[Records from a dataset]
Start of Block

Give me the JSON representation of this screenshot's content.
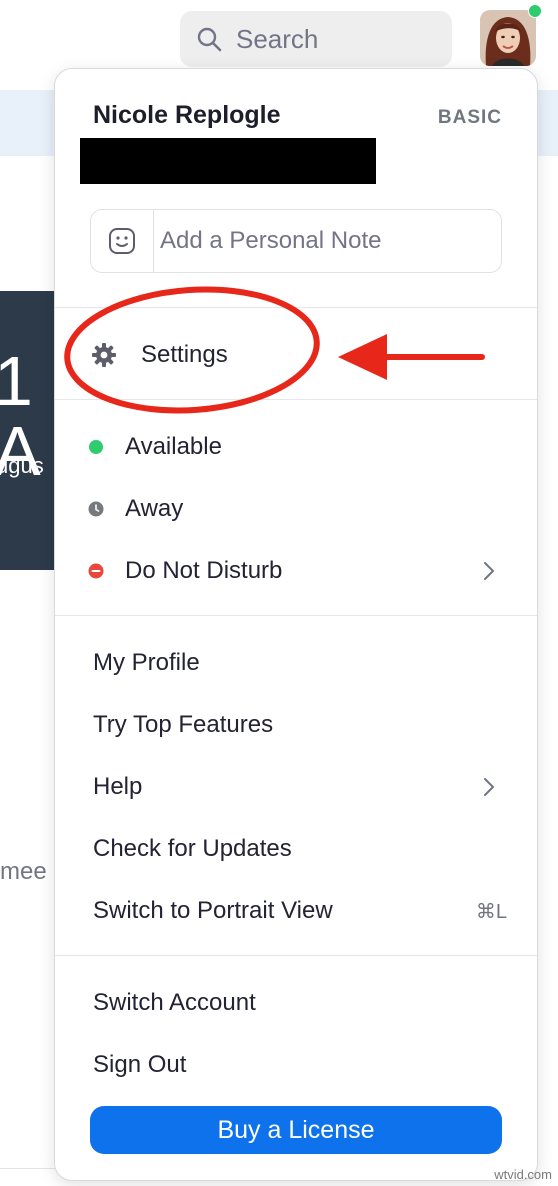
{
  "header": {
    "search_label": "Search",
    "search_icon": "magnifier-icon",
    "avatar_icon": "user-avatar",
    "status_color": "#2fcc6f"
  },
  "background": {
    "card_big_text": "1 A",
    "card_month": "ugus",
    "meeting_text": "mee"
  },
  "menu": {
    "user_name": "Nicole Replogle",
    "plan": "BASIC",
    "note_placeholder": "Add a Personal Note",
    "note_icon": "smiley-icon",
    "settings": {
      "label": "Settings",
      "icon": "gear-icon"
    },
    "statuses": [
      {
        "label": "Available",
        "color": "#2fcc6f",
        "icon": "status-available-dot"
      },
      {
        "label": "Away",
        "color": "#76797e",
        "icon": "clock-icon"
      },
      {
        "label": "Do Not Disturb",
        "color": "#e8473b",
        "icon": "do-not-disturb-icon",
        "trailing": "chevron-right-icon"
      }
    ],
    "items": [
      {
        "label": "My Profile"
      },
      {
        "label": "Try Top Features"
      },
      {
        "label": "Help",
        "trailing": "chevron-right-icon"
      },
      {
        "label": "Check for Updates"
      },
      {
        "label": "Switch to Portrait View",
        "shortcut": "⌘L"
      }
    ],
    "account_items": [
      {
        "label": "Switch Account"
      },
      {
        "label": "Sign Out"
      }
    ],
    "buy_button": "Buy a License",
    "accent": "#0e72ed"
  },
  "annotation": {
    "color": "#e8271b"
  },
  "watermark": "wtvid.com"
}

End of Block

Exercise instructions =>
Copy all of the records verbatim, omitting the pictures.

Answer to the problem =>
Give me the JSON representation of this screenshot's content.
{
  "header": {
    "search_label": "Search",
    "search_icon": "magnifier-icon",
    "avatar_icon": "user-avatar",
    "status_color": "#2fcc6f"
  },
  "background": {
    "card_big_text": "1 A",
    "card_month": "ugus",
    "meeting_text": "mee"
  },
  "menu": {
    "user_name": "Nicole Replogle",
    "plan": "BASIC",
    "note_placeholder": "Add a Personal Note",
    "note_icon": "smiley-icon",
    "settings": {
      "label": "Settings",
      "icon": "gear-icon"
    },
    "statuses": [
      {
        "label": "Available",
        "color": "#2fcc6f",
        "icon": "status-available-dot"
      },
      {
        "label": "Away",
        "color": "#76797e",
        "icon": "clock-icon"
      },
      {
        "label": "Do Not Disturb",
        "color": "#e8473b",
        "icon": "do-not-disturb-icon",
        "trailing": "chevron-right-icon"
      }
    ],
    "items": [
      {
        "label": "My Profile"
      },
      {
        "label": "Try Top Features"
      },
      {
        "label": "Help",
        "trailing": "chevron-right-icon"
      },
      {
        "label": "Check for Updates"
      },
      {
        "label": "Switch to Portrait View",
        "shortcut": "⌘L"
      }
    ],
    "account_items": [
      {
        "label": "Switch Account"
      },
      {
        "label": "Sign Out"
      }
    ],
    "buy_button": "Buy a License",
    "accent": "#0e72ed"
  },
  "annotation": {
    "color": "#e8271b"
  },
  "watermark": "wtvid.com"
}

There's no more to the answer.